Skip to main content

America's Wars, Causes of

A guide to resources for the study of causes or origins of America's major armed conflicts.

Scope

This guide is concerned with identifying as much as possible the origins or causes of America's major, armed, international conflicts.  It does not attempt to explore the execution, conclusion or implications of these wars nor does it attempt to address the myriad of lesser (for the U.S. military) conflicts both domestic and foreign.

For a convenient listing of such conflicts see  Wikipedia's entries for List of wars involving the United States at https://en.wikipedia.org/wiki/List_of_wars_involving_the_United_States or Timeline of United States military operations at https://en.wikipedia.org/wiki/Timeline_of_United_States_military_operations.
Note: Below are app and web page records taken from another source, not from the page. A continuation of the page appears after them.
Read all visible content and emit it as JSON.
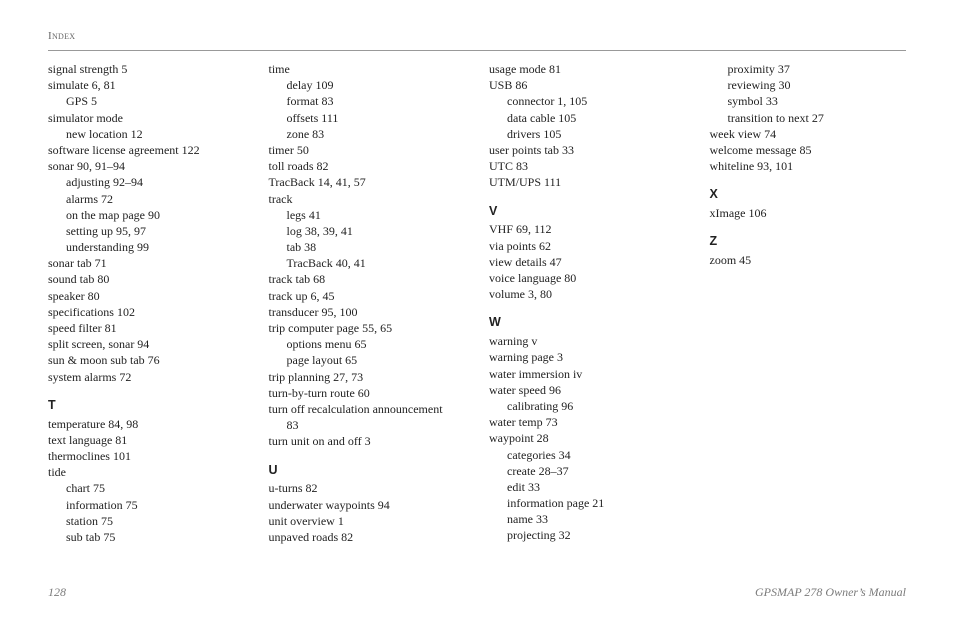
{
  "header": {
    "section": "Index"
  },
  "footer": {
    "page_number": "128",
    "manual": "GPSMAP 278 Owner’s Manual"
  },
  "columns": [
    {
      "blocks": [
        {
          "type": "entries",
          "items": [
            {
              "t": "signal strength  5",
              "lvl": 0
            },
            {
              "t": "simulate  6, 81",
              "lvl": 0
            },
            {
              "t": "GPS  5",
              "lvl": 1
            },
            {
              "t": "simulator mode",
              "lvl": 0
            },
            {
              "t": "new location  12",
              "lvl": 1
            },
            {
              "t": "software license agreement  122",
              "lvl": 0
            },
            {
              "t": "sonar  90, 91–94",
              "lvl": 0
            },
            {
              "t": "adjusting  92–94",
              "lvl": 1
            },
            {
              "t": "alarms  72",
              "lvl": 1
            },
            {
              "t": "on the map page  90",
              "lvl": 1
            },
            {
              "t": "setting up  95, 97",
              "lvl": 1
            },
            {
              "t": "understanding  99",
              "lvl": 1
            },
            {
              "t": "sonar tab  71",
              "lvl": 0
            },
            {
              "t": "sound tab  80",
              "lvl": 0
            },
            {
              "t": "speaker  80",
              "lvl": 0
            },
            {
              "t": "specifications  102",
              "lvl": 0
            },
            {
              "t": "speed filter  81",
              "lvl": 0
            },
            {
              "t": "split screen, sonar  94",
              "lvl": 0
            },
            {
              "t": "sun & moon sub tab  76",
              "lvl": 0
            },
            {
              "t": "system alarms  72",
              "lvl": 0
            }
          ]
        },
        {
          "type": "letter",
          "text": "T"
        },
        {
          "type": "entries",
          "items": [
            {
              "t": "temperature  84, 98",
              "lvl": 0
            },
            {
              "t": "text language  81",
              "lvl": 0
            },
            {
              "t": "thermoclines  101",
              "lvl": 0
            },
            {
              "t": "tide",
              "lvl": 0
            },
            {
              "t": "chart  75",
              "lvl": 1
            },
            {
              "t": "information  75",
              "lvl": 1
            },
            {
              "t": "station  75",
              "lvl": 1
            },
            {
              "t": "sub tab  75",
              "lvl": 1
            }
          ]
        }
      ]
    },
    {
      "blocks": [
        {
          "type": "entries",
          "items": [
            {
              "t": "time",
              "lvl": 0
            },
            {
              "t": "delay  109",
              "lvl": 1
            },
            {
              "t": "format  83",
              "lvl": 1
            },
            {
              "t": "offsets  111",
              "lvl": 1
            },
            {
              "t": "zone  83",
              "lvl": 1
            },
            {
              "t": "timer  50",
              "lvl": 0
            },
            {
              "t": "toll roads  82",
              "lvl": 0
            },
            {
              "t": "TracBack  14, 41, 57",
              "lvl": 0
            },
            {
              "t": "track",
              "lvl": 0
            },
            {
              "t": "legs  41",
              "lvl": 1
            },
            {
              "t": "log  38, 39, 41",
              "lvl": 1
            },
            {
              "t": "tab  38",
              "lvl": 1
            },
            {
              "t": "TracBack  40, 41",
              "lvl": 1
            },
            {
              "t": "track tab  68",
              "lvl": 0
            },
            {
              "t": "track up  6, 45",
              "lvl": 0
            },
            {
              "t": "transducer  95, 100",
              "lvl": 0
            },
            {
              "t": "trip computer page  55, 65",
              "lvl": 0
            },
            {
              "t": "options menu  65",
              "lvl": 1
            },
            {
              "t": "page layout  65",
              "lvl": 1
            },
            {
              "t": "trip planning  27, 73",
              "lvl": 0
            },
            {
              "t": "turn-by-turn route  60",
              "lvl": 0
            },
            {
              "t": "turn off recalculation announcement",
              "lvl": 0
            },
            {
              "t": "83",
              "lvl": 1
            },
            {
              "t": "turn unit on and off  3",
              "lvl": 0
            }
          ]
        },
        {
          "type": "letter",
          "text": "U"
        },
        {
          "type": "entries",
          "items": [
            {
              "t": "u-turns  82",
              "lvl": 0
            },
            {
              "t": "underwater waypoints  94",
              "lvl": 0
            },
            {
              "t": "unit overview  1",
              "lvl": 0
            },
            {
              "t": "unpaved roads  82",
              "lvl": 0
            }
          ]
        }
      ]
    },
    {
      "blocks": [
        {
          "type": "entries",
          "items": [
            {
              "t": "usage mode  81",
              "lvl": 0
            },
            {
              "t": "USB  86",
              "lvl": 0
            },
            {
              "t": "connector  1, 105",
              "lvl": 1
            },
            {
              "t": "data cable  105",
              "lvl": 1
            },
            {
              "t": "drivers  105",
              "lvl": 1
            },
            {
              "t": "user points tab  33",
              "lvl": 0
            },
            {
              "t": "UTC  83",
              "lvl": 0
            },
            {
              "t": "UTM/UPS  111",
              "lvl": 0
            }
          ]
        },
        {
          "type": "letter",
          "text": "V"
        },
        {
          "type": "entries",
          "items": [
            {
              "t": "VHF  69, 112",
              "lvl": 0
            },
            {
              "t": "via points  62",
              "lvl": 0
            },
            {
              "t": "view details  47",
              "lvl": 0
            },
            {
              "t": "voice language  80",
              "lvl": 0
            },
            {
              "t": "volume  3, 80",
              "lvl": 0
            }
          ]
        },
        {
          "type": "letter",
          "text": "W"
        },
        {
          "type": "entries",
          "items": [
            {
              "t": "warning  v",
              "lvl": 0
            },
            {
              "t": "warning page  3",
              "lvl": 0
            },
            {
              "t": "water immersion  iv",
              "lvl": 0
            },
            {
              "t": "water speed  96",
              "lvl": 0
            },
            {
              "t": "calibrating  96",
              "lvl": 1
            },
            {
              "t": "water temp  73",
              "lvl": 0
            },
            {
              "t": "waypoint  28",
              "lvl": 0
            },
            {
              "t": "categories  34",
              "lvl": 1
            },
            {
              "t": "create  28–37",
              "lvl": 1
            },
            {
              "t": "edit  33",
              "lvl": 1
            },
            {
              "t": "information page  21",
              "lvl": 1
            },
            {
              "t": "name  33",
              "lvl": 1
            },
            {
              "t": "projecting  32",
              "lvl": 1
            }
          ]
        }
      ]
    },
    {
      "blocks": [
        {
          "type": "entries",
          "items": [
            {
              "t": "proximity  37",
              "lvl": 1
            },
            {
              "t": "reviewing  30",
              "lvl": 1
            },
            {
              "t": "symbol  33",
              "lvl": 1
            },
            {
              "t": "transition to next  27",
              "lvl": 1
            },
            {
              "t": "week view  74",
              "lvl": 0
            },
            {
              "t": "welcome message  85",
              "lvl": 0
            },
            {
              "t": "whiteline  93, 101",
              "lvl": 0
            }
          ]
        },
        {
          "type": "letter",
          "text": "X"
        },
        {
          "type": "entries",
          "items": [
            {
              "t": "xImage  106",
              "lvl": 0
            }
          ]
        },
        {
          "type": "letter",
          "text": "Z"
        },
        {
          "type": "entries",
          "items": [
            {
              "t": "zoom  45",
              "lvl": 0
            }
          ]
        }
      ]
    }
  ]
}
Organization

The guide for each conflict includes the following subdivisions with content specific to the conflict:

  • Terminology
  • Reference Sources
  • Search Suggestions
  • Primary Sources

Reference Sources

General

War, Conflict, Violence and Peace

U.S. Foreign Affairs, Politics, Society, Security & the Military

Article Databases

Best Bets

Others

Current Popular Opinion and Analysis

Historical Popular Opinion and Analysis

The Reader's Guide "Family" of Indexes of Popular and Scholarly Articles

Primary Sources: Definitions

While reference tools and secondary sources (scholarly books and journal articles) are essential for the scholar, his or her focus for original research will be primary sources. A primary source was created near in time and/or place to the event, activity, movement or subject under study. The closer in time and space to the event a source was created, the more likely a source will be considered primary.

Examples of Primary Sources
  • letters, correspondence and diaries
  • official documents, diaries, memoirs, correspondence
  • notes from interviews
  • posters, art & music
  • oral history
  • newspaper and periodical articles, ads, editorials, letters to the editor, etc.
  • any publication, document or item created contemporaneously with an event is potentially a primary source.

While the gold standard for primary sources is still the original document in its original format (e.g., actual letters, diaries, print newspapers, etc.), more and more primary sources have been microfilmed or digitized and subsequently made available in subscription databases or freely on the web. If you are using a digitized document, be sure to determine if the full document is included or only selected portions.  Selection involves value judgments and potential bias.

For other collections of primary source held by Notre Dame:
  • Use the ND Catalog
  • Advanced Search
    • Any
      • Contains
      • [ your search terms ]
      • AND
    • Any
      • Contains   
      • (cause* OR origin OR origins OR sources OR documents)

See  the "American Memory" project at the Library of Congress Collections for examples.

Primary Sources: Newspapers

Center for Research Libraries (CRL)

  • Has back files of non-U.S. newspapers
  • Will loan originals and microfilmed copies of substantial runs
  • Responds quickly to requests
  • Allows extended loan periods
  • Holdings are being added to the ND Catalog
Armed Conflicts before 1952
Armed Conflicts, 1941-2013
Armed Conflicts, 1980 --

Primary Sources: U. S. Federal Government Documents

Formerly classified (secret), now declassified (available) government documents (Post WWII)

Primary Sources: United Nations